Exercise aim ::
In the records, find every line with the word "Initiative" and copy it out.

Recorded data ::
───

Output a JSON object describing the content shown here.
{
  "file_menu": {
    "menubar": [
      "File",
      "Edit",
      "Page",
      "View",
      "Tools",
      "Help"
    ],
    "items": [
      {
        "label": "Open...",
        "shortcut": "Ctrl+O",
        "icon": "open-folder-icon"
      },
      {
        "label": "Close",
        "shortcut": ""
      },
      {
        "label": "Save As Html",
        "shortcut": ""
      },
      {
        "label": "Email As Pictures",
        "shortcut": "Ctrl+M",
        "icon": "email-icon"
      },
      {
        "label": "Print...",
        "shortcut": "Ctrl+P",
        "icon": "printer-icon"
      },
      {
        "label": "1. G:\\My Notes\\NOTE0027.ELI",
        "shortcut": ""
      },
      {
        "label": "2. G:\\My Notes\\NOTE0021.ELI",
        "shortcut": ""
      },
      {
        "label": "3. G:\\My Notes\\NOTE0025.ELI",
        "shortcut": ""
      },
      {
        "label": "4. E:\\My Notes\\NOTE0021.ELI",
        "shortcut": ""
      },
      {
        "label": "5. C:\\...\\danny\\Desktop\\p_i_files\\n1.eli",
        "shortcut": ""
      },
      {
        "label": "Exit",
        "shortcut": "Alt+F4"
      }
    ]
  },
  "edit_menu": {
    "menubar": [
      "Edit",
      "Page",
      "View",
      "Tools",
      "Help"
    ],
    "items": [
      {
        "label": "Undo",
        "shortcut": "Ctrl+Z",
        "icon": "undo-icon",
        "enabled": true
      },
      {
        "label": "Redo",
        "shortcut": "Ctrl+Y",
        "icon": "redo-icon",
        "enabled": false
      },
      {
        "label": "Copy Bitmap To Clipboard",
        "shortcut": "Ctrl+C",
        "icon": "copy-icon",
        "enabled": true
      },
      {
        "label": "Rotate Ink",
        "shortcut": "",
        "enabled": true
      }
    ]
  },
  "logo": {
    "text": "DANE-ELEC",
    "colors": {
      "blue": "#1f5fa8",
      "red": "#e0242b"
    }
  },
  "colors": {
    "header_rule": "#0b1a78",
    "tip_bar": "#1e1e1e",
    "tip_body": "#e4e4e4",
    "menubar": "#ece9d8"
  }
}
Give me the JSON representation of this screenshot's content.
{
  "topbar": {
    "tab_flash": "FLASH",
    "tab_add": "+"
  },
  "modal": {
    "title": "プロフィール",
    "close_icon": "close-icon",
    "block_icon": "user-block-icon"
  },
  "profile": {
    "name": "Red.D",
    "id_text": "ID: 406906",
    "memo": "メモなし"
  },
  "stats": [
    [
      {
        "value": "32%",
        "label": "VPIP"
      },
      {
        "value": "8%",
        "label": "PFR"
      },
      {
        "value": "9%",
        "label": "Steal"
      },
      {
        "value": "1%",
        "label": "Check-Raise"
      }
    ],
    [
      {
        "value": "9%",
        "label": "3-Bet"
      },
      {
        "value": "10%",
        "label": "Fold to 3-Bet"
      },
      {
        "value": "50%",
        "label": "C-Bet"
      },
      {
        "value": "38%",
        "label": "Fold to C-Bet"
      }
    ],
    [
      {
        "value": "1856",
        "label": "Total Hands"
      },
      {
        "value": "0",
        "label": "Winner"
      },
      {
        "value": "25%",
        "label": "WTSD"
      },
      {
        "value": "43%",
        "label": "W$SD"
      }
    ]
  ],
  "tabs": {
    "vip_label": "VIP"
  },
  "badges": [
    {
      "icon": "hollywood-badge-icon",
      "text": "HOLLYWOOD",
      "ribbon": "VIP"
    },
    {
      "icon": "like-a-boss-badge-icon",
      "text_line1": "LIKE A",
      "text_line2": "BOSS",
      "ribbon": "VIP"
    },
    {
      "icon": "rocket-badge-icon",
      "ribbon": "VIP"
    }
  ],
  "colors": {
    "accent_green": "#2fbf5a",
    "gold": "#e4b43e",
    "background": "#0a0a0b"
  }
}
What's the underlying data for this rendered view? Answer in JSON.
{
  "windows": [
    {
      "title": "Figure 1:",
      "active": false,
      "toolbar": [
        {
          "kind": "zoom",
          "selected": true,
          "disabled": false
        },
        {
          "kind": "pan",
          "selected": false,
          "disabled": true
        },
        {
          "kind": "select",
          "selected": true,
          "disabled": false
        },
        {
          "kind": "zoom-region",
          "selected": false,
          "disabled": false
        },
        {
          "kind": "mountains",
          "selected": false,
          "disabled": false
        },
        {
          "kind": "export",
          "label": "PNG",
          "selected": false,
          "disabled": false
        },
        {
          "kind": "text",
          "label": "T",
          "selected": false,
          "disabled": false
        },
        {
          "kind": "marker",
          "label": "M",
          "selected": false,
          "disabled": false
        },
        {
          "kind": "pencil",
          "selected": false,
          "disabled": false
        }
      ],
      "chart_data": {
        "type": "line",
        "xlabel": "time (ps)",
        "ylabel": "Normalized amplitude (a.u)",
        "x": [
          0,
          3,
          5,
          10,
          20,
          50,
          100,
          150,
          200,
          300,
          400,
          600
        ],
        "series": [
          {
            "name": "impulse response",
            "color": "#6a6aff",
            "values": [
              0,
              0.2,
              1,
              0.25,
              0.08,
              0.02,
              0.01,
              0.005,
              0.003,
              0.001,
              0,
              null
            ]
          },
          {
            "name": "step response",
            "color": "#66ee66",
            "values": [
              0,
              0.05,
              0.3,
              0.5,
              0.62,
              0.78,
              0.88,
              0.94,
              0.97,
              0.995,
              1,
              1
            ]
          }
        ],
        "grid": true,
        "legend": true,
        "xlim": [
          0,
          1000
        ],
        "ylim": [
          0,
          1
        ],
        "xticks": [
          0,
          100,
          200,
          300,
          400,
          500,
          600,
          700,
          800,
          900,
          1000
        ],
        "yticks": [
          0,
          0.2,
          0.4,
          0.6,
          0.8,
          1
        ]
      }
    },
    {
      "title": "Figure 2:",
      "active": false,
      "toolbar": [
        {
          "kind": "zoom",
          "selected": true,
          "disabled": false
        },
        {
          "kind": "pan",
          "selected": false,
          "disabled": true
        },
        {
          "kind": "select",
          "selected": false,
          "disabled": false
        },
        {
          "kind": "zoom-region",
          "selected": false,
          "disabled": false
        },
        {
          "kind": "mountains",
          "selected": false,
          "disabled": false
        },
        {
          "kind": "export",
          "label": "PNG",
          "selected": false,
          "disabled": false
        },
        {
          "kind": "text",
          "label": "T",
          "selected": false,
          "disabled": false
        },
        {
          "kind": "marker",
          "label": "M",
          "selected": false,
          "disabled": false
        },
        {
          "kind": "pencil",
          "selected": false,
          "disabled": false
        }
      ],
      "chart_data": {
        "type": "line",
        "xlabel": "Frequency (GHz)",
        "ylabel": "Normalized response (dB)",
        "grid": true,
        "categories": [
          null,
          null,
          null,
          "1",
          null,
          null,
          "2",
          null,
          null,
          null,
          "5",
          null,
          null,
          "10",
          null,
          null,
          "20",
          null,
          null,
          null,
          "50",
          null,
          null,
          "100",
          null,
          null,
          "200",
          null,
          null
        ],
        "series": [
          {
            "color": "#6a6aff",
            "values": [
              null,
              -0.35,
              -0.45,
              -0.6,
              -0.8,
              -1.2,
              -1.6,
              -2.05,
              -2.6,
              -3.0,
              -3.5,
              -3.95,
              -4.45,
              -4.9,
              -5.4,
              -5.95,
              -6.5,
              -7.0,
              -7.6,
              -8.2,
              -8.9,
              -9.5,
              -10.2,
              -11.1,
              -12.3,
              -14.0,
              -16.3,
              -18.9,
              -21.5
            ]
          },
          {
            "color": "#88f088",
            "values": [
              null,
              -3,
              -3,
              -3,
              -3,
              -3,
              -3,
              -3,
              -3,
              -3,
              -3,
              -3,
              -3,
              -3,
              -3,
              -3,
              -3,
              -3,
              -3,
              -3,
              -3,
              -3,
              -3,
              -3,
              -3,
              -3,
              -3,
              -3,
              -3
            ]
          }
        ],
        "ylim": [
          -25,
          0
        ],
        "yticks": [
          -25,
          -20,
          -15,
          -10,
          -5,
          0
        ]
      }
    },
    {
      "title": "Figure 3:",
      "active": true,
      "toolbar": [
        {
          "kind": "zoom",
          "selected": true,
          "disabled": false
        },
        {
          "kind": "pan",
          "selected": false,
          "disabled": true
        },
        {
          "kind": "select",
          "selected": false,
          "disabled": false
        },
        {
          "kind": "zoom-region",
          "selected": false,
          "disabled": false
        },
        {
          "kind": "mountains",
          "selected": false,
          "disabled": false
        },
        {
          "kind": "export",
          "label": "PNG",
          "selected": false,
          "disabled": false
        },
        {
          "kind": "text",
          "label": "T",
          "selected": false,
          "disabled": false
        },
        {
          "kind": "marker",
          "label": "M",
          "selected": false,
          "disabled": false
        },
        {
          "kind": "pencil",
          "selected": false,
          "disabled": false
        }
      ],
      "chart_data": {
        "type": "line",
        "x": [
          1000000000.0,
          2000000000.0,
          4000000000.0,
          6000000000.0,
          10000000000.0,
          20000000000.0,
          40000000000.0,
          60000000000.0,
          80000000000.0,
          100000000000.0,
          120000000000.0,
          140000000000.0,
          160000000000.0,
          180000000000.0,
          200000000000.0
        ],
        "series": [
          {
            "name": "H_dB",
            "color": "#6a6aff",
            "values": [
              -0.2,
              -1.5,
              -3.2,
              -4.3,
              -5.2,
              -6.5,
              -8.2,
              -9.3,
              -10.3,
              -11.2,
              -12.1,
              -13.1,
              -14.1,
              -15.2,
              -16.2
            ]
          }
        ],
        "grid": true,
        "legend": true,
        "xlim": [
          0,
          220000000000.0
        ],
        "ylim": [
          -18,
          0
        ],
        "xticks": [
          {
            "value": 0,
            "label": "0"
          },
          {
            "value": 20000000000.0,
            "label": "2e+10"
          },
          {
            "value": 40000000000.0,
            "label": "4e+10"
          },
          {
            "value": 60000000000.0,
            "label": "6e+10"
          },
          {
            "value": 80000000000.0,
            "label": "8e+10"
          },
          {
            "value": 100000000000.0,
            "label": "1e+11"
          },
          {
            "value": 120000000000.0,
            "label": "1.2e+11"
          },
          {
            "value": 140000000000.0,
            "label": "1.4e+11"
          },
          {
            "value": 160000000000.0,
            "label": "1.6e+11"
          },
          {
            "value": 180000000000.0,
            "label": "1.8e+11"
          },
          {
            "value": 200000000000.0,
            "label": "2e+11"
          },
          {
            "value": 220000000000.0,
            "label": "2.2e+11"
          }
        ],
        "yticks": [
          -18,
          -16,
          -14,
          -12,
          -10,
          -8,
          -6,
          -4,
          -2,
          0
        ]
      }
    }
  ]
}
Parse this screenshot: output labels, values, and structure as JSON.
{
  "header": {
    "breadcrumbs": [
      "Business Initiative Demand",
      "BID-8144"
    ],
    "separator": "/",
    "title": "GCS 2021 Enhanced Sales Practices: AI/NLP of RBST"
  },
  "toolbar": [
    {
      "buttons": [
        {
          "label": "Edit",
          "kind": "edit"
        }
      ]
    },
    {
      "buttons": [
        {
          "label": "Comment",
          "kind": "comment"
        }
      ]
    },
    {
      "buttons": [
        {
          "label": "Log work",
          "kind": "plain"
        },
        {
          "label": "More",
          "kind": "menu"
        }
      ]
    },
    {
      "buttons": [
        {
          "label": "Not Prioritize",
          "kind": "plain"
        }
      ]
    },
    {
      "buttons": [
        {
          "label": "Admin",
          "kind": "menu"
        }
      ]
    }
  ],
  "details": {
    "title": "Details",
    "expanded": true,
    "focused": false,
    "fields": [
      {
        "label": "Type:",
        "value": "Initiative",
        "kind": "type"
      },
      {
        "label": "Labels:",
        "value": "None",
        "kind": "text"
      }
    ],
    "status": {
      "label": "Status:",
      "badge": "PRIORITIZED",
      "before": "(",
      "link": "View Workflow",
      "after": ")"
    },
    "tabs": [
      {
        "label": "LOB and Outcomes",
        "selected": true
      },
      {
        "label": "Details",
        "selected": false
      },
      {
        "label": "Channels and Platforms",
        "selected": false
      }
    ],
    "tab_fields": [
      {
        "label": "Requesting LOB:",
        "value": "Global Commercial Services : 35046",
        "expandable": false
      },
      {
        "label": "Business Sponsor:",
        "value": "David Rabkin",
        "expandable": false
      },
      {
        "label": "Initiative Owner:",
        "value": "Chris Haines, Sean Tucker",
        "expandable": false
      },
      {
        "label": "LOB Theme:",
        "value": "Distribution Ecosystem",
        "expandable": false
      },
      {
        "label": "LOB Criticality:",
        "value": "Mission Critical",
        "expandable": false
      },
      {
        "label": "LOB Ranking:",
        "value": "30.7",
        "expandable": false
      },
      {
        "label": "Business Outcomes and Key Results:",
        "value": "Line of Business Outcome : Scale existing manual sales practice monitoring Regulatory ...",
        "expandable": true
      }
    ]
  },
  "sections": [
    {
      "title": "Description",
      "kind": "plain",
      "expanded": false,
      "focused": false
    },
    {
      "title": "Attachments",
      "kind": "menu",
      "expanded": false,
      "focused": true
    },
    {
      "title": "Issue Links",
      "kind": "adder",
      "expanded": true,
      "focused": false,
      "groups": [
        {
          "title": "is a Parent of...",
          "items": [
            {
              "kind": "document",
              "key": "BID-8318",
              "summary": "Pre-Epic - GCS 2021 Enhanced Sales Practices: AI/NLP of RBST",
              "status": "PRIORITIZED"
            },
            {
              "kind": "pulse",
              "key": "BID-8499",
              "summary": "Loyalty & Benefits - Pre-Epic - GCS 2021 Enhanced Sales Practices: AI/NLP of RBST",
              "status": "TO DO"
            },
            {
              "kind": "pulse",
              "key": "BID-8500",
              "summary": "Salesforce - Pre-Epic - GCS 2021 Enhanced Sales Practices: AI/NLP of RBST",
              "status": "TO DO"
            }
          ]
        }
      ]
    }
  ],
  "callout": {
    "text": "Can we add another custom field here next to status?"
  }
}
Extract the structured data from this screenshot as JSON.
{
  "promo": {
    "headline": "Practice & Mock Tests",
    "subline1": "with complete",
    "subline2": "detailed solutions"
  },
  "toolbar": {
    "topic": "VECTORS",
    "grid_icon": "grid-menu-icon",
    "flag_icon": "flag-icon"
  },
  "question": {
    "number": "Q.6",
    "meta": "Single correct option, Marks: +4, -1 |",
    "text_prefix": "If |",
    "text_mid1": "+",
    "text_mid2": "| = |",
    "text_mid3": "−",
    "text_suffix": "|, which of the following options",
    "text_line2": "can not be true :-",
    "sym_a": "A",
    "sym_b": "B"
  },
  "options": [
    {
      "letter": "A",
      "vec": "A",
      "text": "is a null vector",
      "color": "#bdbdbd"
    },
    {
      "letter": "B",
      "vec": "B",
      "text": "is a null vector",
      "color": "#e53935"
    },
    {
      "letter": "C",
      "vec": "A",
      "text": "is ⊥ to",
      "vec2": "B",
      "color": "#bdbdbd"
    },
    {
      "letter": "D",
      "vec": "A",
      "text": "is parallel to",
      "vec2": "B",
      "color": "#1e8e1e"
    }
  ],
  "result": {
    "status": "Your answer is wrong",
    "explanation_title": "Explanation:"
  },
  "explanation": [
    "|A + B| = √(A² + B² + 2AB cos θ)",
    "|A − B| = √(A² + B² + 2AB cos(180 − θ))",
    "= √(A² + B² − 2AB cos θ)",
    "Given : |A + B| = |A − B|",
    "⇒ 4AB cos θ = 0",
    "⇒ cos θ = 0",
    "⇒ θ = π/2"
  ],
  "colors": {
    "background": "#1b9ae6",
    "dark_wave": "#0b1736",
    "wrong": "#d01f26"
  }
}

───

Answer box ::
      "Business Initiative Demand",
        "value": "Initiative",
        "label": "Initiative Owner:",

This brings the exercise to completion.